The next-generation battery, like next-generation TV, may be 3-D, scientists reported at the 241st National Meeting and Exposition of the American Chemical Society (ACS). They described a new lithium-ion (Li-ion) battery, already available in a prototype version, with a three-dimensional interior architecture that could be perfect for the electric cars now appearing in auto dealer showrooms.
Completing the story they started by creating synthetic magnetic fields, scientists from the Joint Quantum Institute (JQI) have now made atoms act as if they were charged particles accelerated by electric fields.
Researchers from the National Institute of Standards and Technology (NIST) and the University of Maryland have created the first nontrivial "atom circuit", a donut-shaped loop of ultracold gas atoms circulating in a current analogous to a ring of electrons in a superconducting wire.
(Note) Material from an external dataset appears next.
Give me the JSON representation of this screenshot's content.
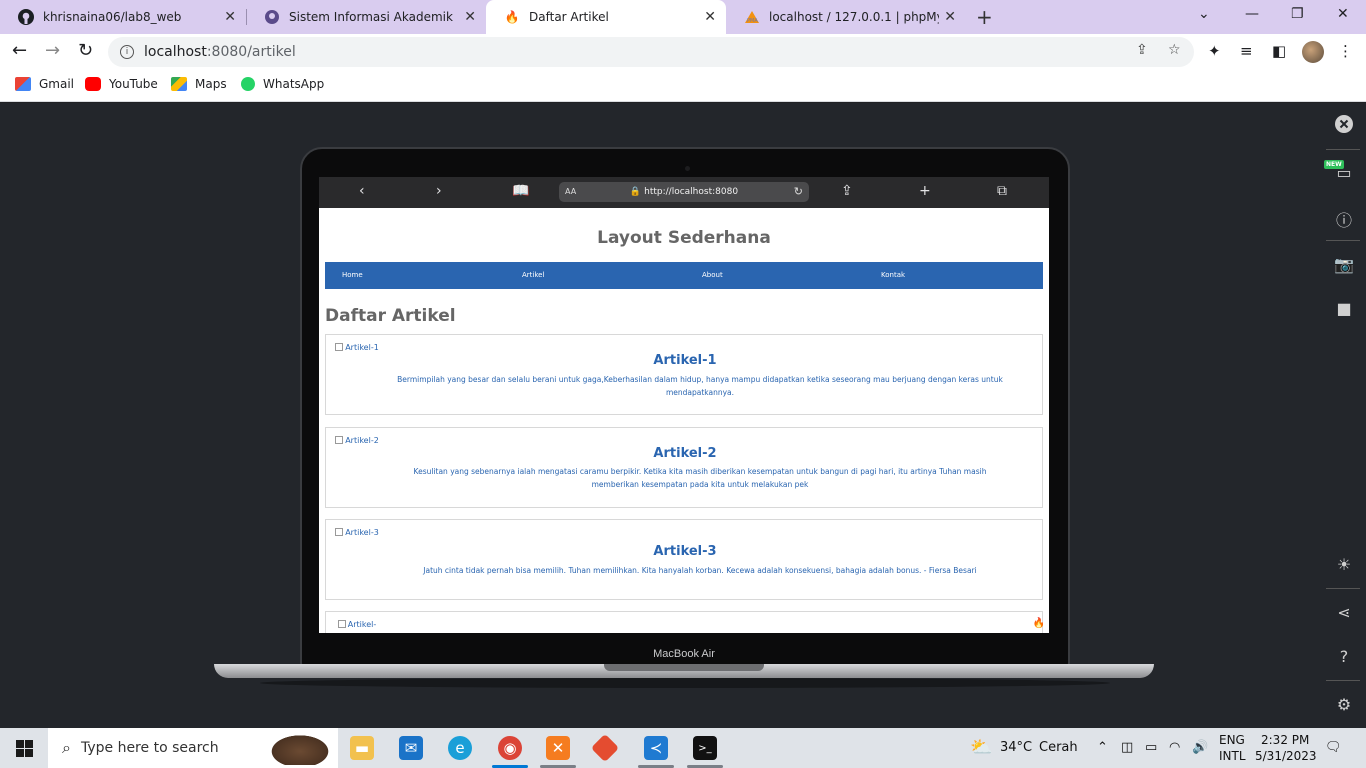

More than 300 middle- and high-school students from throughout New York received a firsthand look at careers in the emerging field of nanotechnology when they visited the UAlbany NanoCollege and its $7 billion Albany NanoTech Complex.
As part of the quest to form perfectly smooth single-molecule layers of materials for advanced energy, electronic, and medical devices, researchers at the U.S. Department of Energy's Brookhaven National Laboratory have discovered that the molecules in thin films remain frozen at a temperature where the bulk material is molten. Thin molecular films have a range of applications extending from organic solar cells to biosensors, and understanding the fundamental aspects of these films could lead to improved devices.
Physicians and engineers within a new center devoted to pediatric nanomedicine will develop targeted, molecular-sized nanoparticles as part of a unique approach to treating pediatric diseases. Specific focus areas will include pediatric heart disease and thrombosis, infectious diseases, cancer, sickle cell disease and cystic fibrosis.
Darmstadt researchers plan to selectively control the properties of underlying materials utilizing thin, "smart", plastic films. For example, paper might be induced to release printing inks, if necessary, chemical reactions might be started and interrupted as required, or medications might be tailored to affect only certain parts of the body.
Could electronic components made from human blood be the key to creating cyborg interfaces? Circuitry that links human tissues and nerve cells directly to an electronic device, such as a robotic limb or artificial eye might one day be possible thanks to the development of biological components.
Researchers from North Carolina State University have investigated the viability of a technique called "spincasting" for creating thin films of nanoparticles on an underlying substrate - an important step in the creation of materials with a variety of uses, from optics to electronics.